PROMPT => Below are the records. Gather each line that holds "this".

SOURCE MATERIAL =>
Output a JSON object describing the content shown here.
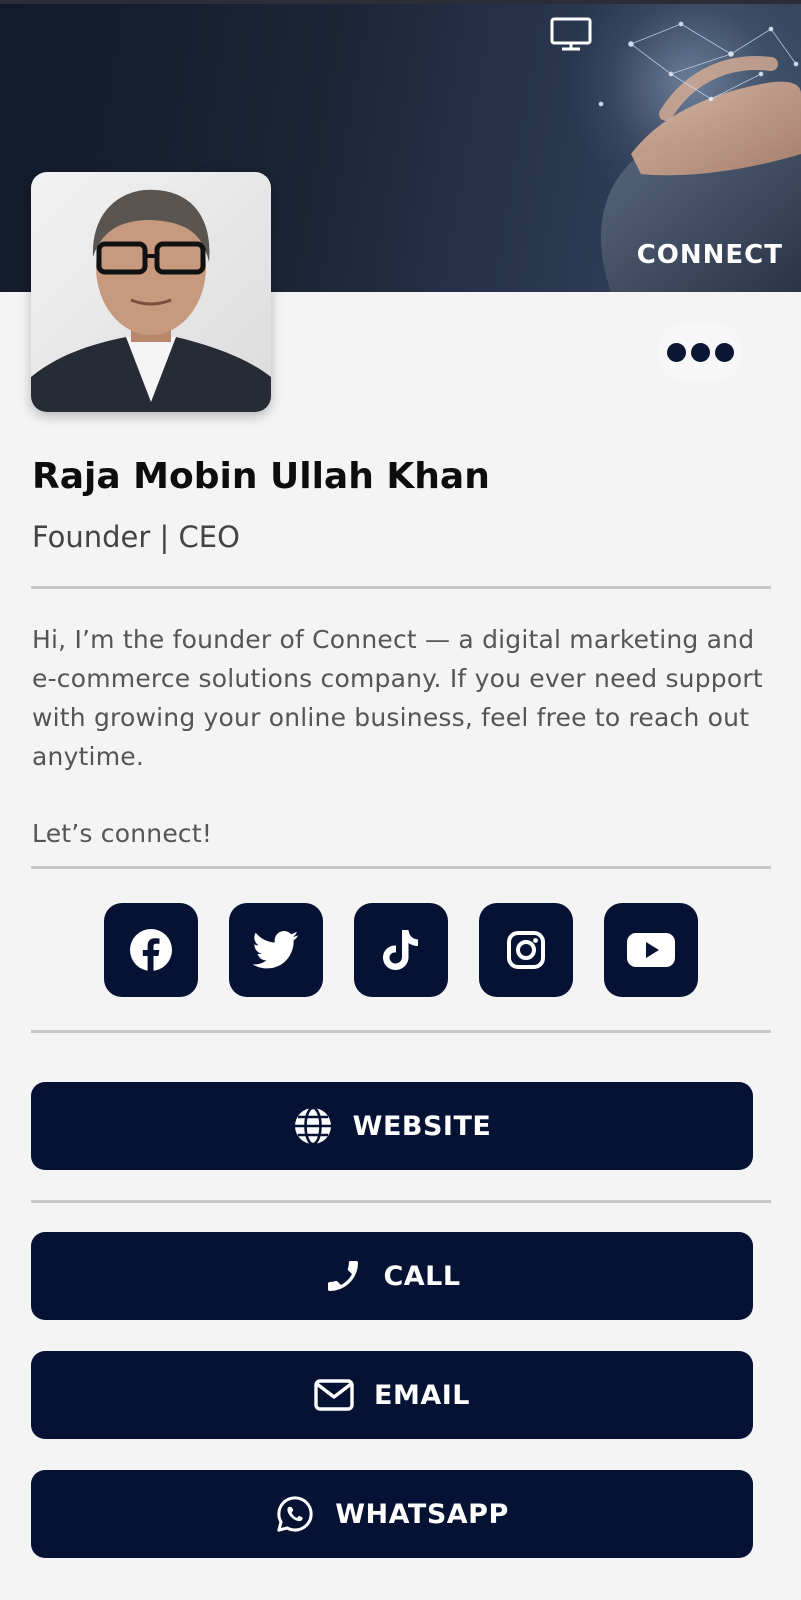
{
  "banner": {
    "brand": "CONNECT"
  },
  "profile": {
    "name": "Raja Mobin Ullah Khan",
    "title": "Founder | CEO",
    "bio": "Hi, I’m the founder of Connect — a digital marketing and e-commerce solutions company. If you ever need support with growing your online business, feel free to reach out anytime.",
    "closing": "Let’s connect!"
  },
  "socials": [
    {
      "icon": "facebook-icon"
    },
    {
      "icon": "twitter-icon"
    },
    {
      "icon": "tiktok-icon"
    },
    {
      "icon": "instagram-icon"
    },
    {
      "icon": "youtube-icon"
    }
  ],
  "actions": {
    "website": "WEBSITE",
    "call": "CALL",
    "email": "EMAIL",
    "whatsapp": "WHATSAPP"
  },
  "colors": {
    "primary": "#061233",
    "background": "#f4f4f4",
    "divider": "#c8c8c8"
  }
}
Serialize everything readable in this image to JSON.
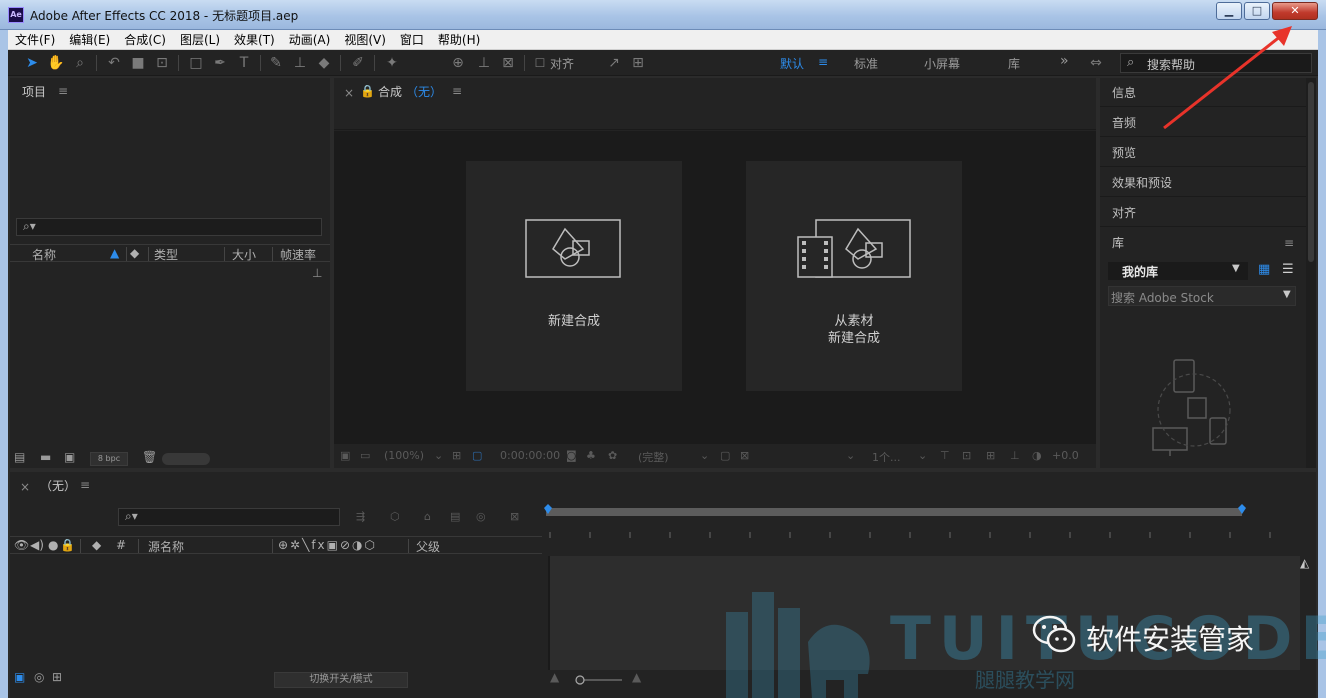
{
  "window": {
    "app_icon": "Ae",
    "title": "Adobe After Effects CC 2018 - 无标题项目.aep",
    "minimize": "▁",
    "maximize": "□",
    "close": "✕"
  },
  "menu": [
    "文件(F)",
    "编辑(E)",
    "合成(C)",
    "图层(L)",
    "效果(T)",
    "动画(A)",
    "视图(V)",
    "窗口",
    "帮助(H)"
  ],
  "toolbar": {
    "align_label": "对齐",
    "workspaces": [
      "默认",
      "标准",
      "小屏幕",
      "库"
    ],
    "more": "»",
    "help_search_placeholder": "搜索帮助"
  },
  "project": {
    "title": "项目",
    "menu_icon": "≡",
    "search_icon": "⌕▾",
    "columns": [
      "名称",
      "类型",
      "大小",
      "帧速率"
    ],
    "bpc": "8 bpc"
  },
  "composition": {
    "title": "合成",
    "name": "（无）",
    "menu_icon": "≡",
    "new_comp_label": "新建合成",
    "from_footage_line1": "从素材",
    "from_footage_line2": "新建合成",
    "footer": {
      "zoom": "(100%)",
      "timecode": "0:00:00:00",
      "resolution": "(完整)",
      "views": "1个...",
      "exposure": "+0.0"
    }
  },
  "right_panel": {
    "items": [
      "信息",
      "音频",
      "预览",
      "效果和预设",
      "对齐"
    ],
    "library_title": "库",
    "library_menu": "≡",
    "library_name": "我的库",
    "library_search_placeholder": "搜索 Adobe Stock"
  },
  "timeline": {
    "close": "×",
    "title": "（无）",
    "menu_icon": "≡",
    "search_icon": "⌕▾",
    "columns": [
      "#",
      "源名称",
      "父级"
    ],
    "switch_toggle": "切换开关/模式"
  },
  "watermark": {
    "brand": "软件安装管家",
    "tuitu": "TUITUCODE",
    "sub": "腿腿教学网"
  }
}
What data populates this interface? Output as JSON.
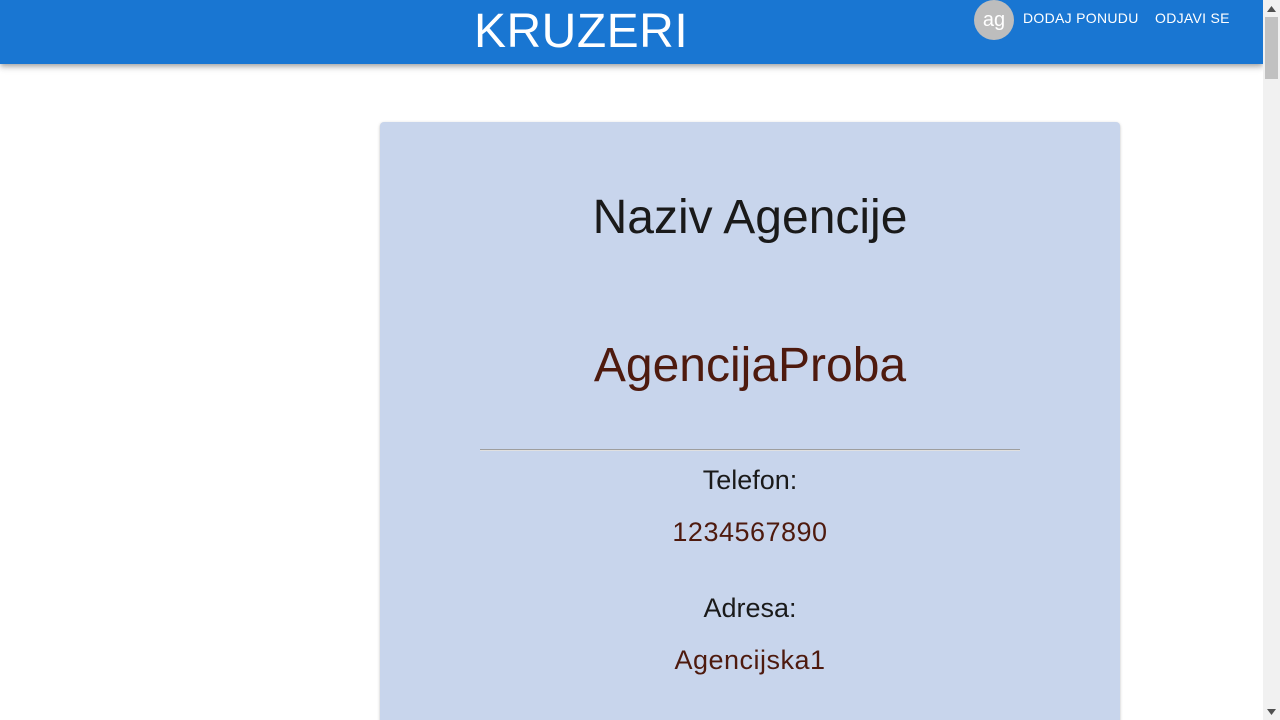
{
  "appbar": {
    "brand": "KRUZERI",
    "avatar_initials": "ag",
    "add_offer_label": "DODAJ PONUDU",
    "logout_label": "ODJAVI SE",
    "color": "#1976d2"
  },
  "card": {
    "title": "Naziv Agencije",
    "agency_name": "AgencijaProba",
    "phone_label": "Telefon:",
    "phone_value": "1234567890",
    "address_label": "Adresa:",
    "address_value": "Agencijska1",
    "background": "#c8d5ec",
    "value_color": "#4e1a0e"
  },
  "scrollbar": {
    "up_icon": "triangle-up-icon",
    "down_icon": "triangle-down-icon"
  }
}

EXERCISE RESPONSE =>
Serialize everything readable in this image to JSON.
What data populates this interface? Output as JSON.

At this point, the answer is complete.